And finally, in lieu of the usual photo of a cute cat in a Trader Joe's grocery bag, here's a VIDEO of a cute cat in a Trader Joe's grocery bag! The relevant part is from about 1:35 to 3:35.

Trader Joe's Pork Rib Bites With BBQ Sauce

I saw a write-up of these in the Fearless Flyer and thought they sounded wonderful. Of course, everything sounds wonderful there. They have copy writers that could make me want to eat sand. "Not your ordinary sand. We searched deserts all over the world before finding this light, fine-grained, exotic Arabian blend, subtly infused with the essence of pure black oil, which has been percolating through it for millions of years."

Where was I? Oh yes, the ribs.

I found these less than impressive. First, they're difficult to eat. In many pieces, the rib is embedded, not sticking out, so you don't even know it's there until you bite into it. About half of them are better eaten with a fork, about half should be picked up with the fingers. It's awkward.

Second, the meat is much fattier than on most ribs I've had in the past.

Third, the sauce is overbearing--too thick, too sweet. Completely generic BBQ sauce, nothing subtle or different about it.

All in all, a disappointment.

Will I buy it again? 

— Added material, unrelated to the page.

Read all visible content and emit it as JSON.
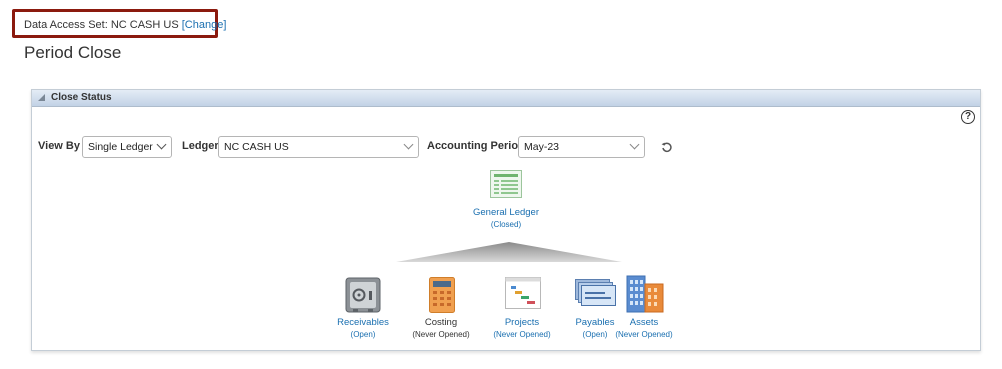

No. I wish I could have liked this, because who doesn't love a good bit of barbecued rib now and then? But no.